It is a prize from Monsanto to Monsanto, says one NGO
A selection committee chaired by M.S. Swaminathan awarding the World Food Prize for 2013 to three scientists including American multinational agricultural biotechnology corporation Monsanto’s chief technology officer, despite prevalent controversies and concerns over the technology of genetically modified organisms, has added fuel to the worldwide GMO debate.
The honour and cash prize of $250,000 is shared by Robert T. Fraley, Monsanto’s executive vice-president and chief technology officer, Marc Van Montagu, founder of Institute of Plant Biotechnology Outreach in Belgium, and Mary-Dell Chilton, Founder and Fellow of Syngenta Biotechnology.
In a written statement issued during a ceremony to announce the prize in Washington, Professor Swaminathan said the award was especially fitting this year. “The World Food Prize is awarded this year to some of the pioneers of the New Genetics who have opened up opportunities for achieving a balance between human numbers and the human capacity to produce adequate food.”
The World Food Prize Foundation said the work of the three scientists in biotechnological research (involving insertion of foreign genes into plants) had led to the development of a host of high yielding and pest-resistant GM crops.
Non-governmental organisations, however, say that despite claims that genetically engineered crops can feed a projected nine billion people by 2050, in 17 years GM seed companies have not gone beyond a 4 per cent area globally. Even this has been in cash crops like cotton, corn, canola and soybean which predominantly only have non-food uses and do not contribute to food security.
In India, several civil society and farmers groups expressed dismay at the selection. Said Navdanya’s Vandana Shiva: “It is a prize from Monsanto to Monsanto because they are one of the sponsors of the award, as also is Syngenta. It comes at a time when genetic engineering as a tool for improving yields and reducing chemical use has failed and there is empirical evidence that there is no increase in yields but rise in superpests and superweeds. Data has shown that non-chemical ecological farming is producing more food and better nutrition.’’

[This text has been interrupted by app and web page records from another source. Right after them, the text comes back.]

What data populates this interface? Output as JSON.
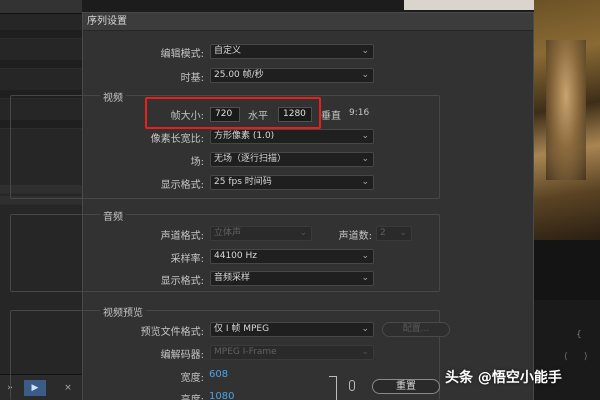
{
  "dialog": {
    "title": "序列设置",
    "editing_mode": {
      "label": "编辑模式:",
      "value": "自定义"
    },
    "timebase": {
      "label": "时基:",
      "value": "25.00 帧/秒"
    }
  },
  "video": {
    "section_title": "视频",
    "frame_size": {
      "label": "帧大小:",
      "width": "720",
      "horizontal_label": "水平",
      "height": "1280",
      "vertical_label": "垂直",
      "aspect": "9:16"
    },
    "pixel_aspect": {
      "label": "像素长宽比:",
      "value": "方形像素 (1.0)"
    },
    "fields": {
      "label": "场:",
      "value": "无场（逐行扫描）"
    },
    "display_format": {
      "label": "显示格式:",
      "value": "25 fps 时间码"
    }
  },
  "audio": {
    "section_title": "音频",
    "channel_format": {
      "label": "声道格式:",
      "value": "立体声"
    },
    "channel_count": {
      "label": "声道数:",
      "value": "2"
    },
    "sample_rate": {
      "label": "采样率:",
      "value": "44100 Hz"
    },
    "display_format": {
      "label": "显示格式:",
      "value": "音频采样"
    }
  },
  "preview": {
    "section_title": "视频预览",
    "file_format": {
      "label": "预览文件格式:",
      "value": "仅 I 帧 MPEG"
    },
    "configure_label": "配置...",
    "codec": {
      "label": "编解码器:",
      "value": "MPEG I-Frame"
    },
    "width": {
      "label": "宽度:",
      "value": "608"
    },
    "height": {
      "label": "高度:",
      "value": "1080"
    },
    "reset_label": "重置"
  },
  "background": {
    "bottom_buttons": [
      "»",
      "▶",
      "×"
    ]
  },
  "watermark": "头条 @悟空小能手",
  "colors": {
    "highlight": "#e8201c",
    "link_blue": "#4aa3e8"
  },
  "icons": {
    "dropdown": "chevron-down-icon",
    "link": "link-icon"
  }
}
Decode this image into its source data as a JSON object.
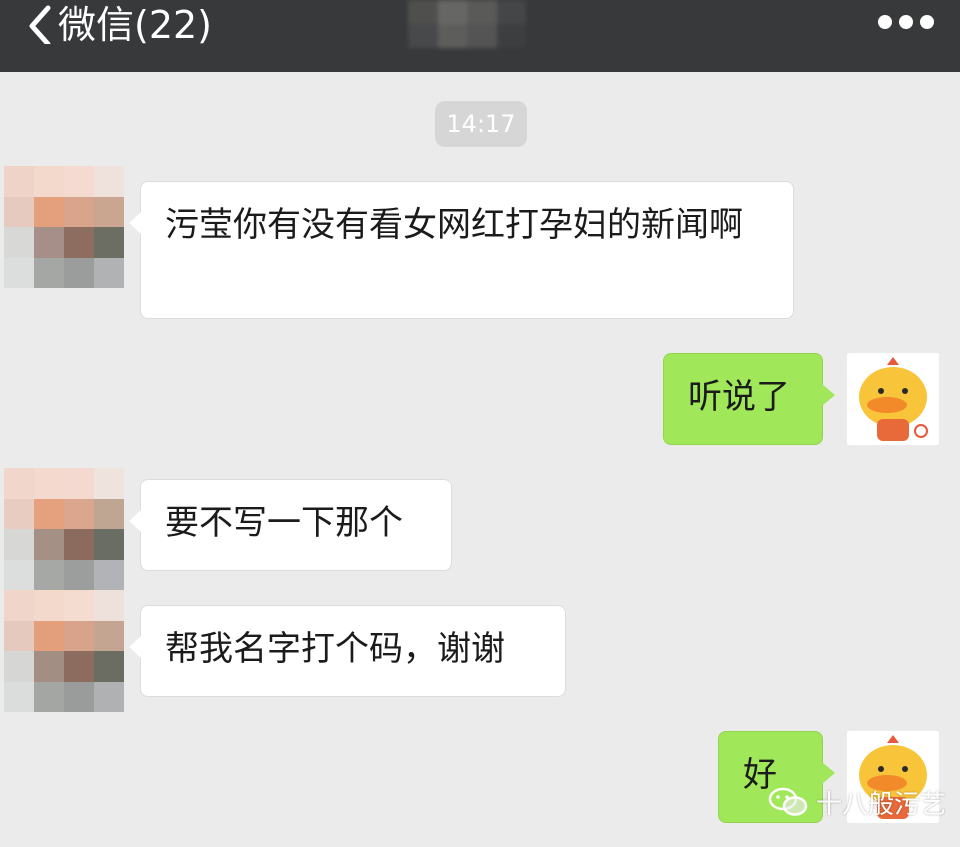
{
  "header": {
    "back_label": "微信(22)",
    "back_icon": "chevron-left-icon",
    "more_icon": "more-dots-icon",
    "contact_name_obscured": true
  },
  "chat": {
    "timestamp": "14:17",
    "messages": [
      {
        "side": "in",
        "text": "污莹你有没有看女网红打孕妇的新闻啊"
      },
      {
        "side": "out",
        "text": "听说了"
      },
      {
        "side": "in",
        "text": "要不写一下那个"
      },
      {
        "side": "in",
        "text": "帮我名字打个码，谢谢"
      },
      {
        "side": "out",
        "text": "好"
      }
    ]
  },
  "watermark": {
    "text": "十八般污艺",
    "icon": "wechat-logo-icon"
  },
  "colors": {
    "topbar": "#38393b",
    "background": "#ebebeb",
    "incoming_bubble": "#ffffff",
    "outgoing_bubble": "#a0e75a",
    "timestamp_pill": "#d6d6d6"
  }
}
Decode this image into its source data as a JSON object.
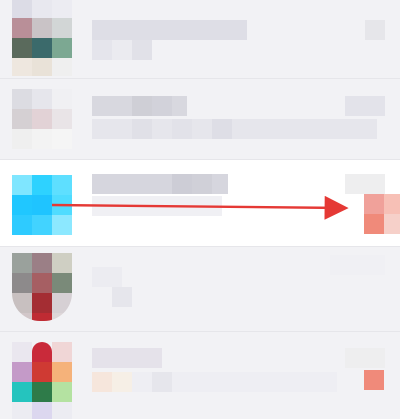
{
  "app": {
    "screen": "conversation-list"
  },
  "conversations": [
    {
      "name": "",
      "preview": "",
      "time": "",
      "has_unread_badge": false
    },
    {
      "name": "",
      "preview": "",
      "time": "",
      "has_unread_badge": false
    },
    {
      "name": "",
      "preview": "",
      "time": "",
      "has_unread_badge": true
    },
    {
      "name": "",
      "preview": "",
      "time": "",
      "has_unread_badge": false
    },
    {
      "name": "",
      "preview": "",
      "time": "",
      "has_unread_badge": true
    }
  ],
  "annotation": {
    "type": "arrow",
    "color": "#e53935",
    "direction": "right",
    "points_to": "unread-badge"
  },
  "colors": {
    "list_background": "#f4f4f6",
    "row_highlight": "#ffffff",
    "badge": "#f08a7a",
    "accent_avatar": "#2ecbff"
  }
}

Aruna Rodrigues, lead petitioner in a pending public interest litigation petition in the Supreme Court on GMOs, said: “The conflict of interest betrays an increasing confidence that genetic engineering companies can do what they like, cocking a snook at the science and official statistics which tell the real story — about Intellectual Property Rights, access to food by those who need it most, its production, distribution and sovereignty. In short, food security that is separated by a deep gulf from GMOs.”
Suman Sahai of the Gene Campaign said the World Food Prize is meant to encourage efforts to enhance the productivity of small farmers with the overall goal of achieving a better level of global food security. “It is not meant to reward aggressive promoters of biotechnology, which everybody recognises is not the answer to food security.”
“This mockery of the World Food Prize being given to corporate-sponsored biotech scientists shows a concerted effort to ensure that farmer-controlled sustainable alternatives remain invisible and unsupported,” said Kavitha Kuruganti, national convener of the Alliance for Sustainable and Holistic Agriculture.
“This is like mortgaging farming to MNCs,” said Yudhvir Singh of the Bhartiya Kisan Union. “Has the father of the Green Revolution in India lost faith in established agricultural research and is now promoting genetically engineered crops?” he asked, referring to Professor Swaminathan.
Position in India
In India, a Supreme Court-appointed Technical Expert Committee (TEC) has recommended a 10-year moratorium on open field trials of transgenic food crops until adequate regulatory mechanisms and safety standards are put in place. There is also opposition to the proposed Biotechnology Regulatory Authority Bill that calls for a single-window clearance to GM crops as well monitoring by the same agency.